Monday, June 12, 2017

The Walk On Labeler

Here's a fun exercise to help teams exercise big moves and restraint at the same time.

Have two people do a scene, have them almost intentionally make the scene everyday life or non-specific. Have them hold back the name, where they are, what they are doing, or where they are working, or why they are there.  Have a walk on come on and label some part of the scene or as many parts of the scene as they want. The only rule for the walk on is that it can't be scene painting. They have to somehow be a part of the scene. Narration is a maybe move.

What should happen is that the two characters on stage should be able to find the restraint not very restraining. They may really relax into a grounded scene about details. This would be great. However, they are expecting the walk on.

The walk on should be looking for opportunities to really add to the scene. Rather than have the walkon change the interaction, it just focuses the interaction. Or maybe it just pulls the camera back a little to see more of what's going on. This walk on strategy forces walk ons not to take focus.

Why is this so important?

Too many times, improvisers come on stage with so little that the scene ends up being grounded with nothing else. I hate the label of grounding because it forces people to not play, to not make moves, to not have fun. If you're ever in a grounded scene, if it's just every day life, then it's not funny. If you watch the best players, they may be grounded but there is something weird going on, or maybe something just happened, or something isn't right. You may see the best improvisers talk about their life and how their family does this or that but when people laugh it's not about the life stuff it's about the weird stuff.

So, you can't depend on slice of life. If you do, you have to actively be okay with nothing happening and no laughs. Deep down, no one is okay with that.

But, if you're on stage and INTENTIONALLY holding back some details so that you DISCOVER your job, your location, your name. Then, you're using the grounded mentality to ACTIVELY find aspects of the character. Or your USING the groundedness to wait for the moment to make a BIG MOVE.

The key in this exercise is to be INTENTIONALLY grounding for effect and then knowing the big move is coming. When put into action, we should all be discovering the big moves or making big moves to discover more moves.

Monday, June 5, 2017

The Improviser and the Actor

As I've been a part of the NYC improv community, I've found that a lot of the students taking part in improv are either actors or people who want to take acting. The remainder are a combination of people trying to meet new people and people trying to get over a fear. Admittedly, this is a huge generalization but for the purposes of this blog, it works.

On the one hand, you have acting teachers and agents recommending improv for actors to help with comedy or commercial work.
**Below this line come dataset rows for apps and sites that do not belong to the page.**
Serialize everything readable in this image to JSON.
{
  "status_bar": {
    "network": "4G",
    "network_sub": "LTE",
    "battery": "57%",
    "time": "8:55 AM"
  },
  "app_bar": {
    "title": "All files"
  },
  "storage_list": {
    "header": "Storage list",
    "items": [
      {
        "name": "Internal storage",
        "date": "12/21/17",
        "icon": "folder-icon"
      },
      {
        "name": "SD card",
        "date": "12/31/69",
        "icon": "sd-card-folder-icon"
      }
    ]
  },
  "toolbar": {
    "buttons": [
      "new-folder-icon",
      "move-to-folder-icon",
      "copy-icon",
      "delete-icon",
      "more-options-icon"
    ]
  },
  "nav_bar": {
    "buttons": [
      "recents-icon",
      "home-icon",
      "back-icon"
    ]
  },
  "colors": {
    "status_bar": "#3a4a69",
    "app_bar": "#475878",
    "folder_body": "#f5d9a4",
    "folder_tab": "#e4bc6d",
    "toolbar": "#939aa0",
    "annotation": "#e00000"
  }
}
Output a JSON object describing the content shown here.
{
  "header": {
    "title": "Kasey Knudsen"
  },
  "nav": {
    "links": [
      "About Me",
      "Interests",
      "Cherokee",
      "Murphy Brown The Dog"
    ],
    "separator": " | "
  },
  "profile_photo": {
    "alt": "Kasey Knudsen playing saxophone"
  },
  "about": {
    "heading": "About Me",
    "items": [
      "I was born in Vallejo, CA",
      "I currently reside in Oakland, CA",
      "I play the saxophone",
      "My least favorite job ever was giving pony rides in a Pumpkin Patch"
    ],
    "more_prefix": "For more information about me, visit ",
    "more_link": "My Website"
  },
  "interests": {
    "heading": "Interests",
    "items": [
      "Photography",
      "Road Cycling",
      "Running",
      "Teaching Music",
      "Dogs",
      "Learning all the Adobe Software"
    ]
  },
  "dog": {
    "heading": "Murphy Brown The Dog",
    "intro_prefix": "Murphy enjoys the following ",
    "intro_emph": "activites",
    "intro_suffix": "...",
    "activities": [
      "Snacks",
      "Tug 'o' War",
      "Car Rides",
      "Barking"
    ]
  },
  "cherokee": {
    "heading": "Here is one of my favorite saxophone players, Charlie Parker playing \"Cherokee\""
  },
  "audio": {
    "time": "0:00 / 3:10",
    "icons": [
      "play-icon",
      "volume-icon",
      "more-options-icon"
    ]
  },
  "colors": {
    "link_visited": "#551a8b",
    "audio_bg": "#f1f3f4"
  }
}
On the other hand, you have improv teachers basically teaching people how to accept themselves and be comfortable with being themselves in front of other people.

In voiceover, you may do a million voices but when confronted with natural or conversational, you're more likely to just do your voice. In this aspect, Improv shines through. You're comfortable and your having fun. But, you need to know the basics of acting to get through it as well. Hitting certain words, being able to separate scripts into beats, using your body, those are all acting techniques.

So, unfortunately, the improviser and actor get closer and closer together to the point where most actors do improv and most improvisers have acted. The rare cases when they are successful in both is where you probably know the names of those famous people.

If you're looking to learn acting or get into voice over. Feel free to connect to my website Everything Voice Over.

Have a great day everyone!